## Action item
Among the entries that follow, find every line with the word "active" and list it.

________________________

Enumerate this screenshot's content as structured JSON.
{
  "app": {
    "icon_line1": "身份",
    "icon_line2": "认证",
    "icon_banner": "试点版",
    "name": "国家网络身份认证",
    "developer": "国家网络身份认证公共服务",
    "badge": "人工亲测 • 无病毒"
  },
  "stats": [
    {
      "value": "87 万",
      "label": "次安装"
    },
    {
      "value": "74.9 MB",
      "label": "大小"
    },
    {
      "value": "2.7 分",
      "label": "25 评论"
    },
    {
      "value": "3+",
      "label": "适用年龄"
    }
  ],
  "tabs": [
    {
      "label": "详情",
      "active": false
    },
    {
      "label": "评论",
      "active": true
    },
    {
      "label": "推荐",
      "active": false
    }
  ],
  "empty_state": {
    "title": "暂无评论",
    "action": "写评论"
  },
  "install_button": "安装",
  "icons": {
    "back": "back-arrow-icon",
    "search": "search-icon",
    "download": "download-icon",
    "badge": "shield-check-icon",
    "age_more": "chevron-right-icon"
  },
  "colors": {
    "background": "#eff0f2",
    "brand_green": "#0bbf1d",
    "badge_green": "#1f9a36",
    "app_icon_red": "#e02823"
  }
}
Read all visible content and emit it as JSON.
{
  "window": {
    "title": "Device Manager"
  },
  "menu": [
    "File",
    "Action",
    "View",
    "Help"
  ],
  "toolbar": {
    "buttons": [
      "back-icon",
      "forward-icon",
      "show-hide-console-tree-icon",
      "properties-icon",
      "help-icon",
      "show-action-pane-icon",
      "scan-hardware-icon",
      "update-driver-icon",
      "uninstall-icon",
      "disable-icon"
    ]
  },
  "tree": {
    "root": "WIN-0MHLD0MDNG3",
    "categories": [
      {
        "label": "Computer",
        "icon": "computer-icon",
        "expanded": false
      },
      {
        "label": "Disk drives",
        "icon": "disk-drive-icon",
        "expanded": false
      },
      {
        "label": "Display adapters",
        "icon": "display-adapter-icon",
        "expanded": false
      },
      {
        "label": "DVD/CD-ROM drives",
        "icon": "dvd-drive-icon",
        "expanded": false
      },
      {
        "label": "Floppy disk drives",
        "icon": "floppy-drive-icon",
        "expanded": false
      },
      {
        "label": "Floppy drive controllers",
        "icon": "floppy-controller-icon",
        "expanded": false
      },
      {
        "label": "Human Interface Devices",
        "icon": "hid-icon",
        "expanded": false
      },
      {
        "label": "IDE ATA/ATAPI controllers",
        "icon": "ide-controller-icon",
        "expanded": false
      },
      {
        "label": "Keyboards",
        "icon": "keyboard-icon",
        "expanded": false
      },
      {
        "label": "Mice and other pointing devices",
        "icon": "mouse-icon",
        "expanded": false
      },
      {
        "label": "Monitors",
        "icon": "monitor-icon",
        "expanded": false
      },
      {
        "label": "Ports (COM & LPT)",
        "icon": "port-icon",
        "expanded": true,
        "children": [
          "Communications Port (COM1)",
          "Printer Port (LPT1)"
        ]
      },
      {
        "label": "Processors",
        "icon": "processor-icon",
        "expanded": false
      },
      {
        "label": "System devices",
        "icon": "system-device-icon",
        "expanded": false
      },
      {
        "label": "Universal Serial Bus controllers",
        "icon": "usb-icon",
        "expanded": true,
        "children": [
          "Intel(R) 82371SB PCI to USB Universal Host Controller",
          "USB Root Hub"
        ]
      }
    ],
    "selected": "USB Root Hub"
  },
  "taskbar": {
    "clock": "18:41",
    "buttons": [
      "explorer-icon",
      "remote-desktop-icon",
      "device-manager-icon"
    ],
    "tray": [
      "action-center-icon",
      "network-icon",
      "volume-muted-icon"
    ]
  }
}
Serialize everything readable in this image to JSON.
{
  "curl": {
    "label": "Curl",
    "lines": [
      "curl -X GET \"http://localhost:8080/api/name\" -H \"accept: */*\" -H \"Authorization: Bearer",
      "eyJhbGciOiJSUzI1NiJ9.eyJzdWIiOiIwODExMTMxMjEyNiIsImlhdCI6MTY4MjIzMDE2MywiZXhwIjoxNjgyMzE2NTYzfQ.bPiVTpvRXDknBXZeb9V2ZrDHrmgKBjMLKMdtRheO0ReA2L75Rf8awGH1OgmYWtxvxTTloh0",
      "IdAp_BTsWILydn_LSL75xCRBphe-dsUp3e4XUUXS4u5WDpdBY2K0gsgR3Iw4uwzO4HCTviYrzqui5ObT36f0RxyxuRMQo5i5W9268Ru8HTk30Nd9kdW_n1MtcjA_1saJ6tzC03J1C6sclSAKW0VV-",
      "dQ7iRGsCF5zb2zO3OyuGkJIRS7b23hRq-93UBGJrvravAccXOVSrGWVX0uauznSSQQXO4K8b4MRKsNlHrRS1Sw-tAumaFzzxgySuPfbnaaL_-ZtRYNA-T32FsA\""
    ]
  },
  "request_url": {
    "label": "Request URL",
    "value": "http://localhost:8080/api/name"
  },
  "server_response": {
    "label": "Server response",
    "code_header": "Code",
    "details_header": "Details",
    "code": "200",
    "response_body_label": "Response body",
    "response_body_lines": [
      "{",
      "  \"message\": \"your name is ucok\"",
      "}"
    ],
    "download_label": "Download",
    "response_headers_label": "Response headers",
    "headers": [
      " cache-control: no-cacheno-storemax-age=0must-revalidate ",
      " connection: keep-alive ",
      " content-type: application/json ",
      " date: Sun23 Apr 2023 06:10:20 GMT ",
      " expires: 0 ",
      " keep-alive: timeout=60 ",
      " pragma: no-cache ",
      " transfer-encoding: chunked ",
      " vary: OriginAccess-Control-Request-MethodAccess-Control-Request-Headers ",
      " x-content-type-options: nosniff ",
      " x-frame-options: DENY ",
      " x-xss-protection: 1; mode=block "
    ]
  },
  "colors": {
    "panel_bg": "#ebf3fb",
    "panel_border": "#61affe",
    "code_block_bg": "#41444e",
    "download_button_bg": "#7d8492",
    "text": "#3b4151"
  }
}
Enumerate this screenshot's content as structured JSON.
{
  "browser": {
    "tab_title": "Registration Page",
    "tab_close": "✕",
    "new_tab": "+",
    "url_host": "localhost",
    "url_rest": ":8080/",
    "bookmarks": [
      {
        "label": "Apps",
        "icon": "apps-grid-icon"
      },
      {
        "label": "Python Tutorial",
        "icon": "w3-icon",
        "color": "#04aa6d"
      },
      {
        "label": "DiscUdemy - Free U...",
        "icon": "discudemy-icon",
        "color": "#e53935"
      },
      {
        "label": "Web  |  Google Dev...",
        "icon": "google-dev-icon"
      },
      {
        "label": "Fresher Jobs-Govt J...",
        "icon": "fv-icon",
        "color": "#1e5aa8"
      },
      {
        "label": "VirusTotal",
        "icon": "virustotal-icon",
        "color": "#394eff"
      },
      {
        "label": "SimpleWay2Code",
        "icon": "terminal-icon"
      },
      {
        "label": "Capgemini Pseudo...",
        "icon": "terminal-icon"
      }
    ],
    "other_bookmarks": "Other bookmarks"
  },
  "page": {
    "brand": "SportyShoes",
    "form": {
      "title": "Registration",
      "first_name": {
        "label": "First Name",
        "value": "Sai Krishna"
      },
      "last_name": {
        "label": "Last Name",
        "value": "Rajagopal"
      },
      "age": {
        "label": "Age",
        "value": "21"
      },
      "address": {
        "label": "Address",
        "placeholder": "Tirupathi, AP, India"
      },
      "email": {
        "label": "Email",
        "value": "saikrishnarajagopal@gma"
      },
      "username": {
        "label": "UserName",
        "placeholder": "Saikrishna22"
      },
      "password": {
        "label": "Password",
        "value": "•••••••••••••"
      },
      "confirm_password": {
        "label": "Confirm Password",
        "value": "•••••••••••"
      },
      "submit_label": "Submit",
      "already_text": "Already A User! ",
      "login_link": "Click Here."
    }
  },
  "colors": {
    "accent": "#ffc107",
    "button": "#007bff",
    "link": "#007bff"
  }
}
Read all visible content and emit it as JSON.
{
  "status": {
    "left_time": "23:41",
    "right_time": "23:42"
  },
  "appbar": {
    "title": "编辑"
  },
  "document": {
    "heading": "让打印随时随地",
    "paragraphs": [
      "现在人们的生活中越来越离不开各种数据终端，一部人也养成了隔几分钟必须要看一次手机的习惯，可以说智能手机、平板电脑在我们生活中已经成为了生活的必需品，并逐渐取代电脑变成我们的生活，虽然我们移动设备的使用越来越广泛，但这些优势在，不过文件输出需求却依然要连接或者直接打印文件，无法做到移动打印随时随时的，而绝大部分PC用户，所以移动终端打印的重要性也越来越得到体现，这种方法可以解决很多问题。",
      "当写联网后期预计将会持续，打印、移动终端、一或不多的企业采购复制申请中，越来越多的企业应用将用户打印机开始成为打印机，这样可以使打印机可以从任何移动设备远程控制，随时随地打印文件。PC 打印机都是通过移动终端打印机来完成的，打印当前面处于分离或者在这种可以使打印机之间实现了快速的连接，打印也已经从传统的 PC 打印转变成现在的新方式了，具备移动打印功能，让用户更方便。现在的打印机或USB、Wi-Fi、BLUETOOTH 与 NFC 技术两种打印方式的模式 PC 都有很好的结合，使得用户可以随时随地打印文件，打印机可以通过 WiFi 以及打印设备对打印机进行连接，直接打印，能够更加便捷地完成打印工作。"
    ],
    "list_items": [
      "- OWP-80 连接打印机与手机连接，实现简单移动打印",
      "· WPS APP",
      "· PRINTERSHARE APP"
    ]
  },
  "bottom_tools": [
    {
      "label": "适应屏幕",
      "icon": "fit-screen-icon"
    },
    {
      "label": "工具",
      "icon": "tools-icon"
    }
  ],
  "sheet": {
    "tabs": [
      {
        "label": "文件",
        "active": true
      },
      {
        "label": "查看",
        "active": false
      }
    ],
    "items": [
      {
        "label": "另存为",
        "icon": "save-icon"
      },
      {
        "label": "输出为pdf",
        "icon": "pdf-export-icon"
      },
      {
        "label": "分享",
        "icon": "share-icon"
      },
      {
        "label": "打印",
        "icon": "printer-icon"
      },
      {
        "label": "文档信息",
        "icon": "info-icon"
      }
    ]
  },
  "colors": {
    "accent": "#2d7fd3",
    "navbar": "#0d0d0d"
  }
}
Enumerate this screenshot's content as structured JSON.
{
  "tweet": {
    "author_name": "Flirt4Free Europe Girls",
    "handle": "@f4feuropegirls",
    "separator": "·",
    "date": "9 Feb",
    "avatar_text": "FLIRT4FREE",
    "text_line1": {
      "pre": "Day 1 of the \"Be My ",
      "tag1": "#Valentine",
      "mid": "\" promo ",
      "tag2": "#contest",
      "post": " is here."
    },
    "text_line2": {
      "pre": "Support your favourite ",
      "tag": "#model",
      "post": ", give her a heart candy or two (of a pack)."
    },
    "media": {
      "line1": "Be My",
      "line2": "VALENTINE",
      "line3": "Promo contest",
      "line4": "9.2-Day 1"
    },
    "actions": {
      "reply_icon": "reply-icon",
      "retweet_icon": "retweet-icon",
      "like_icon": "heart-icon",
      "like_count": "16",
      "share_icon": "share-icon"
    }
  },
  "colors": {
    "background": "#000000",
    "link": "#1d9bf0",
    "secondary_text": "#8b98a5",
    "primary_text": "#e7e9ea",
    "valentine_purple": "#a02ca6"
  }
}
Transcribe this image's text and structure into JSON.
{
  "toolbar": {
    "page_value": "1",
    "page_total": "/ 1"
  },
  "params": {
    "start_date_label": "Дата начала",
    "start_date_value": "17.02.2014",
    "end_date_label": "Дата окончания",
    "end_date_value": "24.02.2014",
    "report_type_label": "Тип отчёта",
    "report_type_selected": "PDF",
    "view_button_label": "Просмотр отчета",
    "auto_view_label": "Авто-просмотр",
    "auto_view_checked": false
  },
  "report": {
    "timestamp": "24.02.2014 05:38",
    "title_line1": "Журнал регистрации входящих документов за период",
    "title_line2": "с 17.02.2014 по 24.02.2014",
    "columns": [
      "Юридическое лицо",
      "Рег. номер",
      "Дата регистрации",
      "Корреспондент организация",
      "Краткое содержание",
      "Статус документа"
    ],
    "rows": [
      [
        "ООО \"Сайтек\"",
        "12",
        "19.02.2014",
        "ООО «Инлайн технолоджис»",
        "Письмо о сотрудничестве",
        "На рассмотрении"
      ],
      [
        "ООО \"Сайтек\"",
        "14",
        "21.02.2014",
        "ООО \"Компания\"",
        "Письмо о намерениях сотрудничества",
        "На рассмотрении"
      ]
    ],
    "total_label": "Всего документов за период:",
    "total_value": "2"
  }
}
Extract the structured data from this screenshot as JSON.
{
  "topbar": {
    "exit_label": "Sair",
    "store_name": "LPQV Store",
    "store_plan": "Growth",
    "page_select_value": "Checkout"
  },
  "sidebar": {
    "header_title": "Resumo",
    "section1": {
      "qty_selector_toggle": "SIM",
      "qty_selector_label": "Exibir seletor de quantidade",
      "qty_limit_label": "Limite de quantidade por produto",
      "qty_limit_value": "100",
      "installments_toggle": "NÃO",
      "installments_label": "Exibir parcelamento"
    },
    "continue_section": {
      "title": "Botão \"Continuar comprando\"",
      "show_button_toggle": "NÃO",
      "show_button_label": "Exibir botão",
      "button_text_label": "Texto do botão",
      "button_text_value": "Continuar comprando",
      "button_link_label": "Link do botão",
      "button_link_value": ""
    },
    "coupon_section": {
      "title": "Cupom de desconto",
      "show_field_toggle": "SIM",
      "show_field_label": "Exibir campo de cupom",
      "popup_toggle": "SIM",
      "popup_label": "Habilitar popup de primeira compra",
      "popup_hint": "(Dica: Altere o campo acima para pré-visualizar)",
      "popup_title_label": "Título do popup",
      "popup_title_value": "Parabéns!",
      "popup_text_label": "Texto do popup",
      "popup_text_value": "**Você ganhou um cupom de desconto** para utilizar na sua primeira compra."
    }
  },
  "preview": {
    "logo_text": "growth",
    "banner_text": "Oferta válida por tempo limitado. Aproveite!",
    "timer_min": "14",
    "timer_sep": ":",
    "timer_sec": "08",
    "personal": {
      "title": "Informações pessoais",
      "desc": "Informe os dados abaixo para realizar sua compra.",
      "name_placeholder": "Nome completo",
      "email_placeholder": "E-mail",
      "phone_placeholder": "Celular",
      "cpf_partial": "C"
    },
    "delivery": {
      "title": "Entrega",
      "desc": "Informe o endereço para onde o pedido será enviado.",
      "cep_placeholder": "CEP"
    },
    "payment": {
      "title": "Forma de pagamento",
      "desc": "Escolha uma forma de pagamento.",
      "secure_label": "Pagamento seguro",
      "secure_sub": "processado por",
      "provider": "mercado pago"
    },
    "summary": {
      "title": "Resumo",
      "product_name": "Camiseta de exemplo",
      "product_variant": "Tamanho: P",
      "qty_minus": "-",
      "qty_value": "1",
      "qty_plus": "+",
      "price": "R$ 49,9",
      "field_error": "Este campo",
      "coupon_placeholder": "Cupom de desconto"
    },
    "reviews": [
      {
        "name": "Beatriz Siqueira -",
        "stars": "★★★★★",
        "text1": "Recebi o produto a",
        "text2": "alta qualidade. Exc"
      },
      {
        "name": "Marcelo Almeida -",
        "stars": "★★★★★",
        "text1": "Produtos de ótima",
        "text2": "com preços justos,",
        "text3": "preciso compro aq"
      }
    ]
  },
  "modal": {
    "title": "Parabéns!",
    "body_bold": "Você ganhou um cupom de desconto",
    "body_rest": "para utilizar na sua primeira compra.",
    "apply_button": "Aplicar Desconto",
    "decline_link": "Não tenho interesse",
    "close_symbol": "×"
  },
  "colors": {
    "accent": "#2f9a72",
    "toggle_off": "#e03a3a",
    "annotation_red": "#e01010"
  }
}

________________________

## Answer section
      "active": false
      "active": true
      "active": false
        "active": true
        "active": false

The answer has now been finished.